Unable to build on it or sell it, the Fort Bend County Toll Road Authority is recruiting local governments to form a group to convert 31 miles of abandoned railway into a pedestrian trail that would run from Eagle Lake, through Wallis, and across the Brazos River into Simonton and onto Fulshear.
Joey Kaspar, a senior planner with the Houston-Galveston Area Council, came before the Austin County Commissioners Court May 28 to inform the county about the plans and to seek the board’s blessing to have Commissioner Chip Reed join the local government corporation being formed to oversee the conversion.
“Fort Bend County Toll Road Authority owns the entire 31-mile right-of-way and it’s 100 feet wide and they have been very supportive of finding a lease with all the counties and cities that want to build this trail and just asked that we form a local government corporation so it’s one voice, one contract, one lease,” Kaspar said. “They’re willing to lease that right-of-way for 60 years if not more.
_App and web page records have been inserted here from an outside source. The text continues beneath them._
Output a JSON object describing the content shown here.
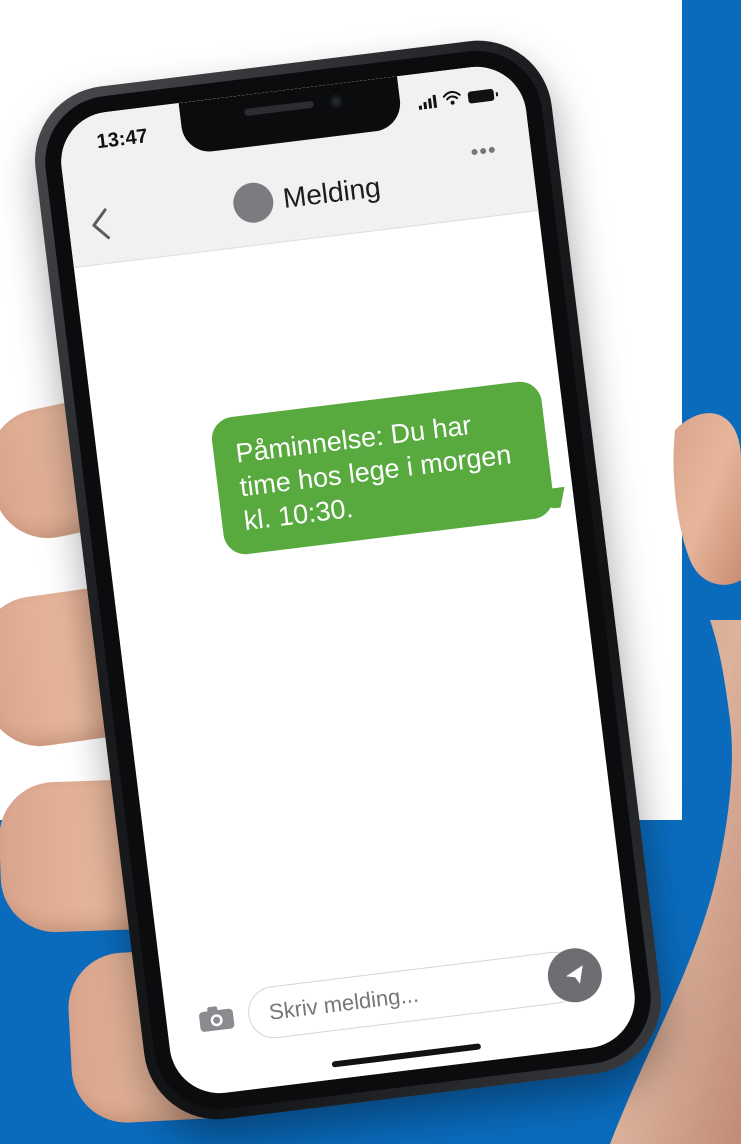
{
  "app": {
    "status_time": "13:47",
    "contact_name": "Melding",
    "menu_label": "•••",
    "message_text": "Påminnelse: Du har time hos lege i morgen kl. 10:30.",
    "input_placeholder": "Skriv melding...",
    "icons": {
      "back": "back-icon",
      "avatar": "avatar",
      "menu": "more-icon",
      "camera": "camera-icon",
      "send": "send-icon",
      "signal": "signal-icon",
      "wifi": "wifi-icon",
      "battery": "battery-icon"
    },
    "colors": {
      "accent_blue": "#0a6bbd",
      "message_green": "#58aa3f",
      "header_gray": "#f1f1f1",
      "avatar_gray": "#7b7c80",
      "send_gray": "#6d6e72"
    }
  }
}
They’ve told us they have no plans for the next 100 years to ever build on it.”
She said the local government corporation (LGC) would include representatives from the cities of Eagle Lake, Wallis, Simonton, Weston Lakes, and Fulshear, along with Colorado, Wharton, Austin, and Fort Bend counties.
“We’re trying to get someone from the Brazos River Authority, or that organization, to sit on it as well because there’s a major river crossing right there,” Kaspar said.
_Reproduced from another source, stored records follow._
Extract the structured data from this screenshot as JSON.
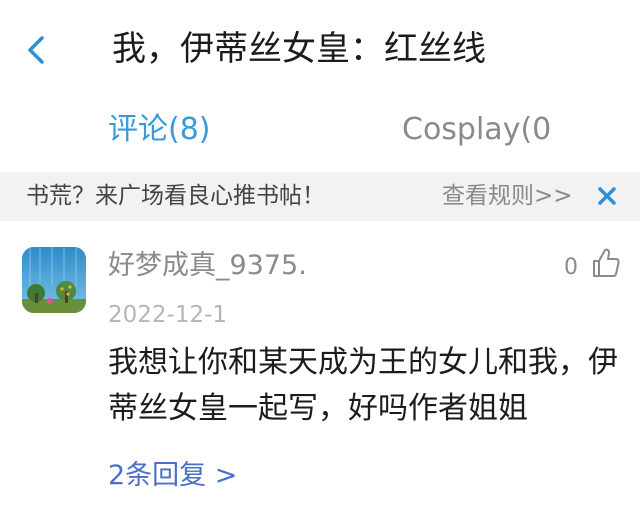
{
  "header": {
    "title": "我，伊蒂丝女皇：红丝线"
  },
  "tabs": [
    {
      "label": "评论(8)",
      "active": true
    },
    {
      "label": "Cosplay(0",
      "active": false
    }
  ],
  "notice": {
    "text": "书荒？来广场看良心推书帖！",
    "link_label": "查看规则>>"
  },
  "comment": {
    "username": "好梦成真_9375.",
    "date": "2022-12-1",
    "like_count": "0",
    "body": "我想让你和某天成为王的女儿和我，伊蒂丝女皇一起写，好吗作者姐姐",
    "replies_label": "2条回复 >"
  },
  "colors": {
    "accent": "#3a9ad9",
    "link": "#4a6fc9",
    "close": "#2f8fd6"
  }
}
Reed, whose precinct is in the project area, said he is willing to be on the board. No action was required but Kaspar said she preferred to have the court’s approval to allow Reed to represent the county.
“What the LGC would do is raise funds for the eventual construction of the trail. So, nothing is coming out of county budgets, city budgets, for the construction of this trail or maintenance of it. They also will make the determination of how the trail will be built, what it will look like, how it will meander through the right-of-way,” Kaspar said. “There’s certain areas that will be problematic to have a pedestrian trail going across the river. It’s way too expensive. So, it will eventually come off of that rail right-of-way and probably onto a highway and then jog back on. Things like that is what this local government corporation would decide on and vote on.”
“It’s not costing us any money? Chip’s volunteered to sit on the board? Motion to stick Chip with it,” joked Commissioner Randy Reichardt.
Kaspar said the toll road authority is working with attorney Art Pertile of Olson and Olson, a firm that represents most of the cities involved, to draw up the bylaws and organization of the group.
“Any point in time Austin County decides they don’t want to be a part of this initiative anymore they can just step right out,” Kaspar said. “And you can re-join at any time and that’s definitely going into the bylaws so that there’s no long-term obligation if Austin County loses interest in it.”
She said the law prohibits structures from being built on abandoned railways, so the toll road authority sees this as a good use of the property since it does not have plans to build a road on it. She also said many of the cities are happy to have a productive use of the land.
“So, to them, this is a win-win. The local government corporation takes it over and builds this trail; it’s being maintained on their behalf. That’s their motivation in having this happen. And then all the communities that have an eyesore with overgrown trees and shrubs and stuff, they’re putting in a recreational amenity,” she said.